Standard of Ur – War
Standard of Ur – Peace
Sumer: Political Priests ruled in peace, military leaders during wars Eventually, a military leader made himself king and created a dynasty
Sumer: Political Each city-state had its own king – Ur, Uruk, Umma, Lagash, Kish Leaders collected taxes and organized labor (for, say, irrigation)
Sumer: Economic Agriculture-based Trade very important – Traded food for stone, wood, and metal – Then made tools and traded them for more stuff
Sumer: Social Social classes (from top to bottom) – Priests and kings – Wealthy merchants – Workers and farmers – Slaves Why were merchants so respected?
Women’s Rights Women could – Own property – Be educated – Have important jobs Women could not – Rule the city or be the head priest
Fall of Sumer Objective #13
NOT a Country Sumer is not a country! – Individual city-states with their own leaders and laws – Not united…fought each other often – Linked by similar cultures Cultural diffusion
Sumer’s Neighbors Northern Mesopotamia was not as fertile, many nomads lived there Why might they cause problems for the Sumerians? Why were the Sumerians unable to defend themselves from invasion?
Mr. Poth’s Rules of World History Rule #1: Divided, you fall
Sargon of Akkad
[Time Life Pictures/Getty Images]; ABC-CLIO Sargon of Akkad
Political Units City City-state Kingdom Empire
Nomads Invade Akkad declines – Famine – Internal fighting – Invasions Nomads from the west invade – Found new empire in the city of Babylon
Mr. Poth’s Rules of World History Rule #2: Beware the nomads
Babylon Babylon, on the Euphrates and near the Tigris, controls all trade on both rivers Dominates Mesopotamia for 300 years Why did Babylon last, while Akkad did not?

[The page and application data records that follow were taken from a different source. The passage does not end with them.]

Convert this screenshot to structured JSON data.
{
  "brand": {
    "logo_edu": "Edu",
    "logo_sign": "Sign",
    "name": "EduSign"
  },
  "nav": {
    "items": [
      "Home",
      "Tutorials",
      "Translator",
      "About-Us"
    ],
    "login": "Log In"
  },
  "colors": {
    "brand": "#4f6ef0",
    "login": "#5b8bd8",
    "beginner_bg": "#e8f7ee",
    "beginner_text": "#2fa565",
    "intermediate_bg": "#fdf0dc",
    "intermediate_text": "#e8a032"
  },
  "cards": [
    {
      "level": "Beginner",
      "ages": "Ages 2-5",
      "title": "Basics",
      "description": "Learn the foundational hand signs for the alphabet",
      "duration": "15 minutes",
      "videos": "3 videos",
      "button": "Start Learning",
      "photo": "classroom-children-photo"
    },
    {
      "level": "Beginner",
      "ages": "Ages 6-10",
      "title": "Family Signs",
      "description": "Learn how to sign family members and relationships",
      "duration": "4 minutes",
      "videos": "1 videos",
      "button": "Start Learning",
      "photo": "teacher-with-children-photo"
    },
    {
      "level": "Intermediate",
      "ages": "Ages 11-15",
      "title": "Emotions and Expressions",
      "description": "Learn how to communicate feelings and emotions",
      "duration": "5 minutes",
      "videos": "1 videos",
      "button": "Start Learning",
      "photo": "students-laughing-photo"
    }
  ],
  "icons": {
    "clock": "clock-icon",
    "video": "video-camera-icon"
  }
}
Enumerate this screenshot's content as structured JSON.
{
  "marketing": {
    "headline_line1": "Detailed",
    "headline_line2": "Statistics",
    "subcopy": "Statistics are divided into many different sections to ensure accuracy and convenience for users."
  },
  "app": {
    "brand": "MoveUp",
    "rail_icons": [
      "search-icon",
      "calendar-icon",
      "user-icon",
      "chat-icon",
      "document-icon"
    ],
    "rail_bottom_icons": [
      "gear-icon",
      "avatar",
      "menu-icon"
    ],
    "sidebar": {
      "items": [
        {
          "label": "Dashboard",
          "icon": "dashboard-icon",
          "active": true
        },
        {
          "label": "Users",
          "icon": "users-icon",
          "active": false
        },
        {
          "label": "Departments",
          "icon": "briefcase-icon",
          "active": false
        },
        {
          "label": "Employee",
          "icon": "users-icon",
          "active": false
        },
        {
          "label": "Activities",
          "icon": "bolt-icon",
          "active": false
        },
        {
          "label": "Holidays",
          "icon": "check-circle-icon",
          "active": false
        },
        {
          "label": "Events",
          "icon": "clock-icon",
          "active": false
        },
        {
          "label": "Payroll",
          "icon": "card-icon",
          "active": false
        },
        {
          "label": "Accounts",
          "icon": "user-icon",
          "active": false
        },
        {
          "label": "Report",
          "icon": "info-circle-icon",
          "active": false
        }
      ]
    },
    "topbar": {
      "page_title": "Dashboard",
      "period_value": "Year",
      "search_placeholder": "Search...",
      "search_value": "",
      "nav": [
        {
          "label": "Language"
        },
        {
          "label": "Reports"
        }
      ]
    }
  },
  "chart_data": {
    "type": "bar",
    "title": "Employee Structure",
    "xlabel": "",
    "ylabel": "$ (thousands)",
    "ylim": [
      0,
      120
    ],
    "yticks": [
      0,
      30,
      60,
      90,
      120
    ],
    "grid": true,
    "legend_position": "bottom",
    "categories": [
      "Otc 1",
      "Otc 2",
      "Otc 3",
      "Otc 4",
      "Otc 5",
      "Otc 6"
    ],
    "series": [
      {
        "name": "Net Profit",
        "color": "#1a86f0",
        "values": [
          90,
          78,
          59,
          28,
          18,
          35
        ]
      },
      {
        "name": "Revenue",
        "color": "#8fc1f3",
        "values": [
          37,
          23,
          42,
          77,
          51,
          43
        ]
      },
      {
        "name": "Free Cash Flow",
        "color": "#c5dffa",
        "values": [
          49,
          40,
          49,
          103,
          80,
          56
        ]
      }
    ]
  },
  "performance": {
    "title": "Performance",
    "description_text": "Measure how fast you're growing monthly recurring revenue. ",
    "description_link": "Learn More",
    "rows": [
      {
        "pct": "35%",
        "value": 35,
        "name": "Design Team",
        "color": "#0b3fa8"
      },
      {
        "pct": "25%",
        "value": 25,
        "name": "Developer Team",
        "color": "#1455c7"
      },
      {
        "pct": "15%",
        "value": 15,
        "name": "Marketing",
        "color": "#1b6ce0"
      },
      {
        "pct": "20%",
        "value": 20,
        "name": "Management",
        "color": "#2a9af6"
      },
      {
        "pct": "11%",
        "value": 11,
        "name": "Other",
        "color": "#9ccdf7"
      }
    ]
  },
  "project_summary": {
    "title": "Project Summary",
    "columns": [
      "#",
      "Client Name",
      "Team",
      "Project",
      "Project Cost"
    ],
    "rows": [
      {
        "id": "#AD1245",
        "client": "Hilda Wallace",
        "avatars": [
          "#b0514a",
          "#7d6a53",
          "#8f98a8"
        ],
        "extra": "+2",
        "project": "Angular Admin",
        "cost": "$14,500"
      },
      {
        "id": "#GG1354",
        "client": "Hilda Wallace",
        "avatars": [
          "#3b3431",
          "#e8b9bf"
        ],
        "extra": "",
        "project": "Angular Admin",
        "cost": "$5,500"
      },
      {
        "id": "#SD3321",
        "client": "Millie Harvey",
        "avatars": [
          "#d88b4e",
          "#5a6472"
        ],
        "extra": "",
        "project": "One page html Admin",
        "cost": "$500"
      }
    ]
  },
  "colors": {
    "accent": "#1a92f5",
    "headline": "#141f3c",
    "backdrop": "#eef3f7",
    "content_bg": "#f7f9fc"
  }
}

Mr. Poth’s Rules of World History Rule #3: He who controls trade, controls the world
Sumer’s Legacy Cuneiform and ziggurats used throughout Mesopotamian history for thousands of years after the fall of the Sumerian city-states CULTURAL DIFFUSION!
Post-Sumerian Ziggurat View of the Mesopotamian ziggurat at Choga Zanbil in present-day western Iran, 13th century BC. (Diego Lezama Orezzoli/Corbis; ABC-CLIO)
Babylon [Ridpath, John Clark, Ridpath's History of the World, 1901]; ABC-CLIO
Hammurabi’s Code One ruler of the Babylonian empire, Hammurabi, became famous – Made a strong empire – Created a code of laws Objective #15
Hammurabi [Library of Congress]; ABC-CLIO
Hammurabi’s Code Louvre museum
Homework Define the words you wrote down. Do the “summarize key aspects of Sumerian Civ” worksheets Study for Skills quiz on Wednesday!!!